The "Defend Diaoyu Islands" movement since the early 1970s has definitely been a nationalist one, without any doubts and questions about the legitimacy of the Chinese government and its claim to sovereignty over the islands. Participants in the movement have taken both the Communist government in Beijing and the Nationalist government in Taiwan. It is a broad nationalist movement in defense of Chinese territory against foreign encroachment and occupation. There has been no change in its orientation even lately and the movement always sees itself as part of a broader movement involving all Chinese in China and overseas, and despite the organization's strong presence in Hong Kong it has never regarded itself as a local movement serving only local purposes.
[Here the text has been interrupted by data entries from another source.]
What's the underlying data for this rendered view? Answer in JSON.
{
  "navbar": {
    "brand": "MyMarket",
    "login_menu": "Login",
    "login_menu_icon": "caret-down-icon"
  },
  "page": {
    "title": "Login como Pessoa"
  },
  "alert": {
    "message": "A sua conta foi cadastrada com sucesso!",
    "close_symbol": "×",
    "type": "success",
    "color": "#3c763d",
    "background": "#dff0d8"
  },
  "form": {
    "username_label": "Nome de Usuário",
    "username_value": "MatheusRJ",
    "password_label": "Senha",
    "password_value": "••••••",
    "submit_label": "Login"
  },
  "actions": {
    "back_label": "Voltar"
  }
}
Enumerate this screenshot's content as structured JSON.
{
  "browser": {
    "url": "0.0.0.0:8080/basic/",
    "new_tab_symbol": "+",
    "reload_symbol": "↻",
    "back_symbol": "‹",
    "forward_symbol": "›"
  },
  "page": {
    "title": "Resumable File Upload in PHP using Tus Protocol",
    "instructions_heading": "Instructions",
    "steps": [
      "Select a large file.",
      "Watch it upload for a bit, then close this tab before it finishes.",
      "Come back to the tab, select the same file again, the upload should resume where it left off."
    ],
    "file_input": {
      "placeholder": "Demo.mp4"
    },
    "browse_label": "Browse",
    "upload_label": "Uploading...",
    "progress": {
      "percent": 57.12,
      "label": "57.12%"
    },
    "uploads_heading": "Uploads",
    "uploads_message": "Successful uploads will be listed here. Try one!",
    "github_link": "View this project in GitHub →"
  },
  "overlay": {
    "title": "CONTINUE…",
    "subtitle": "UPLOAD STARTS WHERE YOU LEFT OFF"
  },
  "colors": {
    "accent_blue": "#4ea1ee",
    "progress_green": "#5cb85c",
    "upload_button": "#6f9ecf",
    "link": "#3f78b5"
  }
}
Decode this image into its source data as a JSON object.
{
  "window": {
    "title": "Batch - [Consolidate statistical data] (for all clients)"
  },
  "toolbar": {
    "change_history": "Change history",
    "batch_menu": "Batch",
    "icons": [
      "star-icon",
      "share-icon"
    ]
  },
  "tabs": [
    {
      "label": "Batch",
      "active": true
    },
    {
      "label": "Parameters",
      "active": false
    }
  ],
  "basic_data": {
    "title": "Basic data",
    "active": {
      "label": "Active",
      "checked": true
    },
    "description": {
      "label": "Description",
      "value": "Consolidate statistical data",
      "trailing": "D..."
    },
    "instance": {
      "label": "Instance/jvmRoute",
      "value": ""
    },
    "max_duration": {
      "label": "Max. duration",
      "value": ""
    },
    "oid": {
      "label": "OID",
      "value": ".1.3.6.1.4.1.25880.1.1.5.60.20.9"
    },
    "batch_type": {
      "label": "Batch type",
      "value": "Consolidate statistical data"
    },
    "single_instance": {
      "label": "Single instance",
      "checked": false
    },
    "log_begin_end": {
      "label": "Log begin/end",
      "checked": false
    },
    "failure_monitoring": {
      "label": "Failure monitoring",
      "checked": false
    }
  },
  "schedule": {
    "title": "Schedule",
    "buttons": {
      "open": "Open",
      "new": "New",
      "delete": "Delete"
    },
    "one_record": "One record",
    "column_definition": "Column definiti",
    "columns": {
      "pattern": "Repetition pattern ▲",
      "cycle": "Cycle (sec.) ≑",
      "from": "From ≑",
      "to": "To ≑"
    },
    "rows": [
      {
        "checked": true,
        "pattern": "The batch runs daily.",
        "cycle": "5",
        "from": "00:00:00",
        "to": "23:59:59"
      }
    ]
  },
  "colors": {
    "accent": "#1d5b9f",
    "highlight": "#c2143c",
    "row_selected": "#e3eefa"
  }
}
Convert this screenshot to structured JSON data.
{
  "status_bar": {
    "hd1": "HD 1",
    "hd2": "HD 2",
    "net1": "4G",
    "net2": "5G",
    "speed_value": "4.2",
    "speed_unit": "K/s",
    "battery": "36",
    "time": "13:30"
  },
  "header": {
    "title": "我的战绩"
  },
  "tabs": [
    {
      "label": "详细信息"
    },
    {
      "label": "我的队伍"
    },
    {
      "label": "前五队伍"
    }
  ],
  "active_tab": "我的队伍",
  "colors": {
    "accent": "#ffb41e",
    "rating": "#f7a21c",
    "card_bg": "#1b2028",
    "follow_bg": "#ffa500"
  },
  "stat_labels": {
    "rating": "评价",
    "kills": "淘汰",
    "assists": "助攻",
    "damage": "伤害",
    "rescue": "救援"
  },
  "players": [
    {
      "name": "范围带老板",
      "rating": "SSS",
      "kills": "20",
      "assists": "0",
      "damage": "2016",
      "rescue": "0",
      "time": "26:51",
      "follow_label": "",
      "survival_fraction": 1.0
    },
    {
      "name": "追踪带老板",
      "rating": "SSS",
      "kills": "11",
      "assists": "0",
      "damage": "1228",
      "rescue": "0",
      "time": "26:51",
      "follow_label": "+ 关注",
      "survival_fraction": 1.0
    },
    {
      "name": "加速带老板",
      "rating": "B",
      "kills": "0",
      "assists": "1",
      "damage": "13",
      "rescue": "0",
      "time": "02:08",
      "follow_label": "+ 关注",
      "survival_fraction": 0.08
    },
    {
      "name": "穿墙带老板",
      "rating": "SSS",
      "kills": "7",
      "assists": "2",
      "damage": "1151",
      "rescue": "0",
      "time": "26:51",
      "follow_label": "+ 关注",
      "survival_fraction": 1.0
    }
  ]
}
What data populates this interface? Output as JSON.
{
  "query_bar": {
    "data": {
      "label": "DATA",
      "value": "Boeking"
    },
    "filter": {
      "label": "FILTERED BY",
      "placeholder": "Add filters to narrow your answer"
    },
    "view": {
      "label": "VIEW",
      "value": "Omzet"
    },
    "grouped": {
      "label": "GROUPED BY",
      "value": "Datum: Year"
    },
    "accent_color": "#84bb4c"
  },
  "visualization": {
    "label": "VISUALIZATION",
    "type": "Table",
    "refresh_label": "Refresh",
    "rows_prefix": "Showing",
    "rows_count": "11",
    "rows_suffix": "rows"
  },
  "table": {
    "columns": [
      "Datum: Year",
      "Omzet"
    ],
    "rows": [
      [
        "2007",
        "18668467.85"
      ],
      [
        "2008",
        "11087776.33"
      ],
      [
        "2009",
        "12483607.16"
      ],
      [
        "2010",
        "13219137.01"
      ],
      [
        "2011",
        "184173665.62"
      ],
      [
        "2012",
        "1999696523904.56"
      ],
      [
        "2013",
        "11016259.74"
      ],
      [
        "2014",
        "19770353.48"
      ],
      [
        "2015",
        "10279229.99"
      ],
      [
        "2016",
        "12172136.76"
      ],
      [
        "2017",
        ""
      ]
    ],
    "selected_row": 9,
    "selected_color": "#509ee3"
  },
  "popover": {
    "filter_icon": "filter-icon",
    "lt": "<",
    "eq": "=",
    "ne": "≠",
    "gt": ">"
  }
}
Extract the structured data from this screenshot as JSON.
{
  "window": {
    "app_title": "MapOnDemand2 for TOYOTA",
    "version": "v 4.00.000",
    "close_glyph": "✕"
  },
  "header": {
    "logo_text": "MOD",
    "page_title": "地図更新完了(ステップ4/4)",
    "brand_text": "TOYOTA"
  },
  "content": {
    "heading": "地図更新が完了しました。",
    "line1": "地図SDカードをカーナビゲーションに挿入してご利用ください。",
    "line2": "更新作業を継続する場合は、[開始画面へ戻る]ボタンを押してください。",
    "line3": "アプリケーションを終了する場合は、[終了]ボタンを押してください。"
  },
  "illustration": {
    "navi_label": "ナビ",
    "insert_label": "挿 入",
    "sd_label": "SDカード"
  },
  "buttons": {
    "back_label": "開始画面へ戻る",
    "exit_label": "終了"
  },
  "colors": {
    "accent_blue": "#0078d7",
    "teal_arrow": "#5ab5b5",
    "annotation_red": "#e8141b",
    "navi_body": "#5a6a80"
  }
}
On the one hand we have an issue, moral and national education, in which Chinese national identity is held up to questioning. On the other hand, Chinese identity is strongly embraced in the "Defend Diaoyu Islands" movement. They present a hard choice for local political activists and the wider society in Hong Kong. The support of one will mean the negation of the other, and the real question posed is whether local activists will accept one and abandon the other. Or will the conflicting conceptions of national identity posed by the two issues lead them and the wider Hong Kong society to rethink their stance towards Chinese national identity.
The suspicion about Chinese identity in the anti-national education protests may stem from a general dissatisfaction over the performance of the SAR government since the handover in 1997. Despite the support from the central government, economic and social development in Hong Kong have been slow. For many, in particular the young, life opportunities appear much less promising than before the handover. Poverty and economic and social polarization have increased also in the 15 years of the SAR government. The distrust and dissatisfaction with the SAR government have been manipulated to question the legitimacy of the local government and in a far fetched way to doubt even about the handover and the credibility of the central government, which is responsible for the appointment of the SAR government.
It is true that the SAR government failed to deliver in the past 15 years, but with central government support, the economy of Hong Kong has not been so bad as compared with many countries, which have suffered similarly the two financial crises in 1997/98 and 2008/09. It is still difficult to understand how the political attitude of local political activists could change so radically as to challenge the Chinese national identity. Is it a skillful manipulation and mobilization by some groups of anti-Chinese political activists that mislead the general populace? Or are there deep rooted structural factors in the local society that have been responsible for this sudden radical attitudinal change?
A good test will be the "Defend Diaoyu Islands" movement in Hong Kong. If local political activists refuse to participate in the local movement against Japan, one would then be more convinced that there is little Chinese national identity among them and they should be regarded as hostile to the development of "One Country, Two Systems" and the integration of Hong Kong with the Chinese mainland. If they embrace the movement wholeheartedly, it means that they still regard themselves as Chinese, even though they may have different ideas about China and the political system.
The author is head of China Business Centre, Hong Kong Polytechnic University.
(HK Edition 09/15/2012 page3)